╔══

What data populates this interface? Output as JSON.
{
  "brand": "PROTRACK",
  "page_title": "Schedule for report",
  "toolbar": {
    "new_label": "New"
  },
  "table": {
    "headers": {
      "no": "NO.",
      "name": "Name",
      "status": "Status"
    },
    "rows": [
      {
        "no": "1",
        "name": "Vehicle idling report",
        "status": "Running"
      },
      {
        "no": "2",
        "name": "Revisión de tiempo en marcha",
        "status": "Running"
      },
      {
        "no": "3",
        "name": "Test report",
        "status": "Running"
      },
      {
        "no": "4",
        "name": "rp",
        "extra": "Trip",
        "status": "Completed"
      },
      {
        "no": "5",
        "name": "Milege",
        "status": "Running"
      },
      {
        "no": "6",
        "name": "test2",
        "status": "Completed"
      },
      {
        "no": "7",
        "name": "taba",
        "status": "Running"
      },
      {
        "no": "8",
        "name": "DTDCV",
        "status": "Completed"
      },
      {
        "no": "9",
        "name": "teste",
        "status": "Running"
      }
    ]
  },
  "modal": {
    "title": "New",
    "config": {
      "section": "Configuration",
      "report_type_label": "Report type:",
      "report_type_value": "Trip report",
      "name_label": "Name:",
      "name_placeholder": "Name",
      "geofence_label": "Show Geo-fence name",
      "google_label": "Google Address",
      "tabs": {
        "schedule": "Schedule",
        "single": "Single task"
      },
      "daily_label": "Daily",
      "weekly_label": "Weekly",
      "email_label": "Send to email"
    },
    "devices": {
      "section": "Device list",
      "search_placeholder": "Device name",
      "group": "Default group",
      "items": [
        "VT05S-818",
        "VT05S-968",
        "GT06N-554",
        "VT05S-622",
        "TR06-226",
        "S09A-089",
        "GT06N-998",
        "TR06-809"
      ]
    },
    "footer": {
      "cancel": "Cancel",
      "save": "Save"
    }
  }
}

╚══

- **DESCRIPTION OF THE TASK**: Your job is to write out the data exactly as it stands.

- **RESPONSE TO THE TASK**:
What data populates this interface? Output as JSON.
{
  "brand": "PROTRACK",
  "page_title": "Schedule for report",
  "toolbar": {
    "new_label": "New"
  },
  "table": {
    "headers": {
      "no": "NO.",
      "name": "Name",
      "status": "Status"
    },
    "rows": [
      {
        "no": "1",
        "name": "Vehicle idling report",
        "status": "Running"
      },
      {
        "no": "2",
        "name": "Revisión de tiempo en marcha",
        "status": "Running"
      },
      {
        "no": "3",
        "name": "Test report",
        "status": "Running"
      },
      {
        "no": "4",
        "name": "rp",
        "extra": "Trip",
        "status": "Completed"
      },
      {
        "no": "5",
        "name": "Milege",
        "status": "Running"
      },
      {
        "no": "6",
        "name": "test2",
        "status": "Completed"
      },
      {
        "no": "7",
        "name": "taba",
        "status": "Running"
      },
      {
        "no": "8",
        "name": "DTDCV",
        "status": "Completed"
      },
      {
        "no": "9",
        "name": "teste",
        "status": "Running"
      }
    ]
  },
  "modal": {
    "title": "New",
    "config": {
      "section": "Configuration",
      "report_type_label": "Report type:",
      "report_type_value": "Trip report",
      "name_label": "Name:",
      "name_placeholder": "Name",
      "geofence_label": "Show Geo-fence name",
      "google_label": "Google Address",
      "tabs": {
        "schedule": "Schedule",
        "single": "Single task"
      },
      "daily_label": "Daily",
      "weekly_label": "Weekly",
      "email_label": "Send to email"
    },
    "devices": {
      "section": "Device list",
      "search_placeholder": "Device name",
      "group": "Default group",
      "items": [
        "VT05S-818",
        "VT05S-968",
        "GT06N-554",
        "VT05S-622",
        "TR06-226",
        "S09A-089",
        "GT06N-998",
        "TR06-809"
      ]
    },
    "footer": {
      "cancel": "Cancel",
      "save": "Save"
    }
  }
}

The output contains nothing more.